A lot of families are experiencing so many feelings and emotions during the coronavirus pandemic. Stress, anxiety, panic, fear, worry, boredom, uncertainty and more. For our household, we’ve seen what this uncertainty and struggle can do to a young boy with autism.
Every day we hear the same few things from Dian. “Go to the shop.” “Wanna go to Finn’s house” (his cousin) and “wanna go to McDonald’s.” Explaining to him that everything is closed and we’re all on lockdown because of coronavirus isn’t so simple and straightforward. You can see the frustration fill his body and how upset he gets. He feels we don’t understand what he wants, but we do. We just can’t give it to him.
Every day is filled with meltdowns and tears because he doesn’t understand what’s going on around him. We’ve told him it’s “sick holidays” and that “Freya’s waiting for McDonald’s to text her it’s open.” He wants to leave the house so badly, so we bring him on walks and to the local lake, but we know it’s not enough for him. He just wants to go and get out.
Every day we try to give him new things to focus on and cheer him up.
I know a lot of families with a child on the autism spectrum are facing the same problems we are. We are all adapting to the new fears and struggles this pandemic is bringing into our homes. I know the frustration you feel when you hear people meeting up for parties or overcrowding beaches, because they’re the reason we’re stuck inside a little longer. If only people could experience what we experience in a day, perhaps they would think twice before violating social distancing rules.
The coronavirus pandemic is a struggle for us all, but many of us know what’s happening and why a lockdown has been put in place. Imagine not knowing or understanding why you can’t leave your home. That’s what Dian is facing every morning he wakes up. He’s struggling and it breaks my heart that I can’t make all of this go away.
I want other families like mine to know you’re not in this alone. I know how hard the bad days are and how impossible it is to keep to a routine. This pandemic will end. We can get through this together. By sharing our stories, offering support and personal experiences, we will make it to the end of this.
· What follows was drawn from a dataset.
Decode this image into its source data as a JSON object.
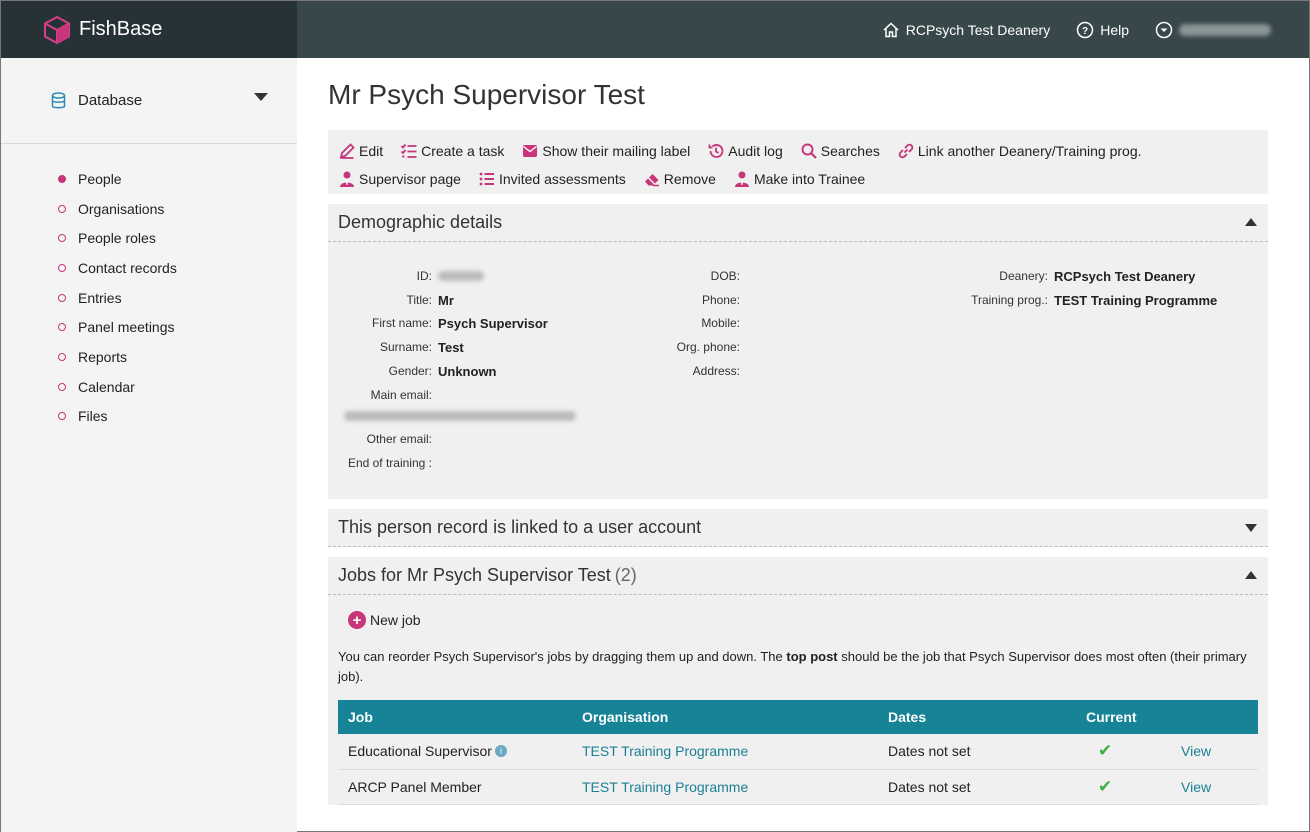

Use this time to find new interests and make new connections with your sibling or child with autism. I’ve discovered Dian and I have a similar love of baking and water sports. We now spend our time together baking and playing in our paddling pool. Staying positive and connected can help these days pass and this time go by more quickly.
For more on the coronavirus, check out the following stories from our community: